A former Director-General of the Ghana Education Service (GES), Mr Charles Yaw Aheto-Tsegah, has urged Ghanaians to promote the culture of reading among children in order to lay a solid foundation for the attainment of quality education.
He said information was now being described as one of the factors of production, if not the most important, and Ghana could not acquire information or knowledge without reading.
Mr Aheto-Tsegah told Daily Graphic in an interview after a book launch in Accra last Monday that one could not talk of development without mentioning libraries.
“Libraries are information-oriented institutions which collect, organise, store and disseminate information to meet the needs of their users.

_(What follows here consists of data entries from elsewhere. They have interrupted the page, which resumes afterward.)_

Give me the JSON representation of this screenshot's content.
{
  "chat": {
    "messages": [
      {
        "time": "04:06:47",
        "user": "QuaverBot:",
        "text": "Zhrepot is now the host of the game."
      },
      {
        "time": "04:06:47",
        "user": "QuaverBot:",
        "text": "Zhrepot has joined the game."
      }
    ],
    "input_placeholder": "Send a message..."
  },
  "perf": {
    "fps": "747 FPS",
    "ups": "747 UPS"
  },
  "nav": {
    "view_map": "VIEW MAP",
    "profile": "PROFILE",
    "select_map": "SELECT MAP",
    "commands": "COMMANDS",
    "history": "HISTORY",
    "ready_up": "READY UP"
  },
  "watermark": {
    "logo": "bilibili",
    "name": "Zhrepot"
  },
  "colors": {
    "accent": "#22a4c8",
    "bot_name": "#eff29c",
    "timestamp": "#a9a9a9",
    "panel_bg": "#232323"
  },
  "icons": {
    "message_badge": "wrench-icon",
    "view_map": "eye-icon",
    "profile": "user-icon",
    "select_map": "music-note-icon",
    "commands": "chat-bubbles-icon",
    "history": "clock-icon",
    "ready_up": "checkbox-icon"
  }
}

We also think that parents must purchase more books for their children to promote the reading culture among children in the country,” he said.
Method of learning
The book, ‘’Naa Challenger Series’’, is a crossword puzzle book, written by Mrs Elfrida N.A. Adablah, to introduce learners in primary, junior and senior high schools to the practice and solution to crossword puzzles, as an innovative, creative and fun means of learning and using vocabulary.
Mrs Adablah said her motivation to write the book was derived from the love she had for words.
“So, I have been feeding on this food in this light for many years as an avid reader, as well as a crossword fan. I enjoyed the experience so much that I decided to write one myself. But to confess, I started this book more than 15 years ago.
“I kept going back to it periodically without much resolve until late 2013, when I was retired from my post as Head Librarian at Ghana International School then I decided to revive the project and complete it,” she said.
According to her, crossword puzzles are fun, challenging and educative, explaining that the puzzles in the book are guaranteed to provide essential stimulation to an enquiring and eager mind and are undoubtedly a major step in learning to think and use language independently.
“Even though the books have been categorised into specific levels for teaching and learning purposes, the entire series can be a source of fun and discovery for everyone,” Mrs Adablah added.
She observed that getting children in the country to love words and to challenge themselves into becoming lifelong learners had become the crusade by herself and her team over the years.
“We must work to change the habit of our young people idling and engaging in unprofitable pastimes as they watch unedifying television programmes or engage in questionable activity on their phones,” she said.